I think we’re all aware that social media can cause pangs of envy and make us feel like our lives aren’t shiny enough. In general I’m a fan of unfollowing or ignoring anyone who makes you feel bad about yourself.
But I think our reactions to most people or topics are more nuanced and varied than that and our feelings about other people and their lives are colored by our own mood or circumstances in the moment.
Yesterday I took a 25 minute run during a 28 minute break in phone meetings. I hiked up a hill behind our neighborhood. With all of the rainy days we’ve had lately, the hills were so green and the air was so clear that you could see all the way to a sliver of the Pacific and I felt so grateful.
When I find myself feeling expansive and joyful, I want to reach out, to share, and sometimes the easiest way to do that is to post on Instagram. But then I often doubt myself, like is this bragging? I don’t want to be disingenuous, or intentionally try to make my life seem like it’s always rolling green hills and blue skies. It’s not.
But I think it’s human nature to feel expansive and want to connect broadly when our spirits are high. We don’t feel the same natural impulse to document and share when our day is mundane or worse. In that case I tend to retreat, go inward, or connect with someone closer to home.

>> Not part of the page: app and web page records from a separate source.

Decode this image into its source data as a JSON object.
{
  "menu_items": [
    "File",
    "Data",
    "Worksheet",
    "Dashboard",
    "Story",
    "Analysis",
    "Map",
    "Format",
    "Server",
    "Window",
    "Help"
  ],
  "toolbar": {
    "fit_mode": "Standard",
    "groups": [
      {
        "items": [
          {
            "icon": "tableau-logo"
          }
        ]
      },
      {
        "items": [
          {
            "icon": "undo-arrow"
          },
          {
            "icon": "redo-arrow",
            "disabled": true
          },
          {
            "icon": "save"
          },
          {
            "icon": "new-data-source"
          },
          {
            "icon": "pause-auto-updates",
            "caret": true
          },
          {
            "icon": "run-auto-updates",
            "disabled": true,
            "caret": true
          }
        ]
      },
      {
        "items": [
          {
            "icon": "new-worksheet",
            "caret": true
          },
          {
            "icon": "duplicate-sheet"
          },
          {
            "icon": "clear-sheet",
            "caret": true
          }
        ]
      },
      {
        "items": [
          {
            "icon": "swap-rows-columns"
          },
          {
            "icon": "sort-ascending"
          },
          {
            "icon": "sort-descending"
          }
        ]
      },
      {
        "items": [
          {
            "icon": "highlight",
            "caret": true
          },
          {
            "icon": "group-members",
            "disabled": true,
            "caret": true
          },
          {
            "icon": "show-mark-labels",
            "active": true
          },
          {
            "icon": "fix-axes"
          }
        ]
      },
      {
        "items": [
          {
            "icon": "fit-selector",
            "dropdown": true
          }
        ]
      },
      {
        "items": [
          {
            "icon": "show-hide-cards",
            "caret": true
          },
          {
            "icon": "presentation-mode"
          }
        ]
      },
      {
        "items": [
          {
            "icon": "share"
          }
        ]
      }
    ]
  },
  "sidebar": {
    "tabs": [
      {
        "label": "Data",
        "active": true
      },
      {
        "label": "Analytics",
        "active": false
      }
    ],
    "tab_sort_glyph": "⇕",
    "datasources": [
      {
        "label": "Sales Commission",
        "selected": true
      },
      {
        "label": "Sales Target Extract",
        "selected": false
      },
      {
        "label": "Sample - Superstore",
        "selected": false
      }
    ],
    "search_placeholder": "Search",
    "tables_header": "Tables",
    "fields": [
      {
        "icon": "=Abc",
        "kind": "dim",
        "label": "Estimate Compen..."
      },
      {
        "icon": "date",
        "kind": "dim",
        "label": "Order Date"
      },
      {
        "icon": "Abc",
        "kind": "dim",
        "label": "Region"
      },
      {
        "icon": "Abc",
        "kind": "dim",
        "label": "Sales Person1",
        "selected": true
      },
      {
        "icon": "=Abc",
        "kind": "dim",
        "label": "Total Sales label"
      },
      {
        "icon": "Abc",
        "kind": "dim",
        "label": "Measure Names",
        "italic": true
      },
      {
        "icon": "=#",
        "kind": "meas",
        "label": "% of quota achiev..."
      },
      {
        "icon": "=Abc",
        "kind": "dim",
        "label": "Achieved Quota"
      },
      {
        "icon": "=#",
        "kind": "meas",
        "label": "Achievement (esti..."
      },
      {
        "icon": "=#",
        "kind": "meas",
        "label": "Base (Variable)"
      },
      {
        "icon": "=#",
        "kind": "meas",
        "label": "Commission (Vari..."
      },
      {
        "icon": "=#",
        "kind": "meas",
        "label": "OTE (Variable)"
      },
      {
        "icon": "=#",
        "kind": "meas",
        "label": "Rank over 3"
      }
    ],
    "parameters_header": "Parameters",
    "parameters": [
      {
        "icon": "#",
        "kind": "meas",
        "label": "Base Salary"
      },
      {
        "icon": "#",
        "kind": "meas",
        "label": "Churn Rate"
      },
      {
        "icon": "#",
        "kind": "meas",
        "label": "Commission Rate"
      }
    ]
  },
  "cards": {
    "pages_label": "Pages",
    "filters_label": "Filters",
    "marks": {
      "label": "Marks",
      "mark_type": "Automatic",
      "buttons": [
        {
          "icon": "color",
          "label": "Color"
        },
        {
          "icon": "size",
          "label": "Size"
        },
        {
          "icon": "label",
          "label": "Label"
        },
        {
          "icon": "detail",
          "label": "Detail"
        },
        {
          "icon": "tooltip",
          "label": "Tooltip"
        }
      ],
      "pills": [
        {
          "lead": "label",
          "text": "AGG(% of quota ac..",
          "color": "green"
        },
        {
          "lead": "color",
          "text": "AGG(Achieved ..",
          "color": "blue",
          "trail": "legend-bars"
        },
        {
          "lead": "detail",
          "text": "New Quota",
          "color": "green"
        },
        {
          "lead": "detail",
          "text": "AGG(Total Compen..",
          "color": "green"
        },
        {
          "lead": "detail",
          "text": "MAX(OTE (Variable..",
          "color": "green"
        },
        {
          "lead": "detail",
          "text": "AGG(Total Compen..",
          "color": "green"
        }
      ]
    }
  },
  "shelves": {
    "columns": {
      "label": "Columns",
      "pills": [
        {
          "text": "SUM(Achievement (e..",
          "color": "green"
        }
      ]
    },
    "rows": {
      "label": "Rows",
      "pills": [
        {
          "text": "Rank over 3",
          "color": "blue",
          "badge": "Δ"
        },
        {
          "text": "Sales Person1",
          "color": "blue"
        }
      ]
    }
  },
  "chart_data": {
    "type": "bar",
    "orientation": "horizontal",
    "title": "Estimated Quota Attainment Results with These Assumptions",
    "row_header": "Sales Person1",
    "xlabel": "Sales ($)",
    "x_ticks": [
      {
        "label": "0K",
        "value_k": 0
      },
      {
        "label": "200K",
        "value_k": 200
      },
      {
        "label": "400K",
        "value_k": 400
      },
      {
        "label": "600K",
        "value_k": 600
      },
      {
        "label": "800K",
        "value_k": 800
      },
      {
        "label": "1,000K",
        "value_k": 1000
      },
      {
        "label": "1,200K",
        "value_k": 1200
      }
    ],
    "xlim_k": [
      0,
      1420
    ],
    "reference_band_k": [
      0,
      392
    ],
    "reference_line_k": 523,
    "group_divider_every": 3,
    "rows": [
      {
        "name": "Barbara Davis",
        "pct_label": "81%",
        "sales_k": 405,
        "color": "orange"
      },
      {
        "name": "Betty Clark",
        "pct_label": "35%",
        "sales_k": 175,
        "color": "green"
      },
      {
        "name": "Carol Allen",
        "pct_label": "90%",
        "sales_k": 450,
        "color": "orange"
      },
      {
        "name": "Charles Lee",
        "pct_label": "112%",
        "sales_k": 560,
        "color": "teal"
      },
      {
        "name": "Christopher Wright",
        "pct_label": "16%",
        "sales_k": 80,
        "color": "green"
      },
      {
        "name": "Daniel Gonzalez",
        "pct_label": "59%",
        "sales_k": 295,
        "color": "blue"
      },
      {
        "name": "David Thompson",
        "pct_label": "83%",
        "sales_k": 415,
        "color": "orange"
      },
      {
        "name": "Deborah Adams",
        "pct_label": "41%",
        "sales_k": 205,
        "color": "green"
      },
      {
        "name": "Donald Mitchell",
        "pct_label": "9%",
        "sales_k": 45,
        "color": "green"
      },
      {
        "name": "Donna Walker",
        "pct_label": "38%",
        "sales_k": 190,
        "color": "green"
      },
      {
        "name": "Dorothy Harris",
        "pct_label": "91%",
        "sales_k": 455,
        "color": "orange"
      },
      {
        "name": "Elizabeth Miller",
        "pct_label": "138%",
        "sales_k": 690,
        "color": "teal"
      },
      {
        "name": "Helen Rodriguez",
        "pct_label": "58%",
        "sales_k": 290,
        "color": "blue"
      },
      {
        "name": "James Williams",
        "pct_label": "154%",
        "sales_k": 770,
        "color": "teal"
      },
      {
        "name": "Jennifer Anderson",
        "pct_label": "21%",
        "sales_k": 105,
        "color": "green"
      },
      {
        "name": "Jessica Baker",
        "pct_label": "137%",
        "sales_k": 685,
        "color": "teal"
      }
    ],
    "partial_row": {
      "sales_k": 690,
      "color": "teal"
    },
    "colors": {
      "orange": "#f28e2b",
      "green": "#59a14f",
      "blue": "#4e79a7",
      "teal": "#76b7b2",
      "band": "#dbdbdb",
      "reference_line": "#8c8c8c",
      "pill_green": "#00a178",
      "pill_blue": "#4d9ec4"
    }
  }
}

So maybe the best approach is to use social media accordingly. When I feel bright, go ahead and scroll for inspiration or share my exuberance. When I feel dim, steer clear. Just to mix things up, I can push myself to occasionally post the lesser moments to balance things out and extend a bridge. And remember that social media isn’t really all that social. If I’m after real connection, my brain and biology won’t be satisfied by an online interaction. Instead I need to hug an actual person or chat with a friend over coffee.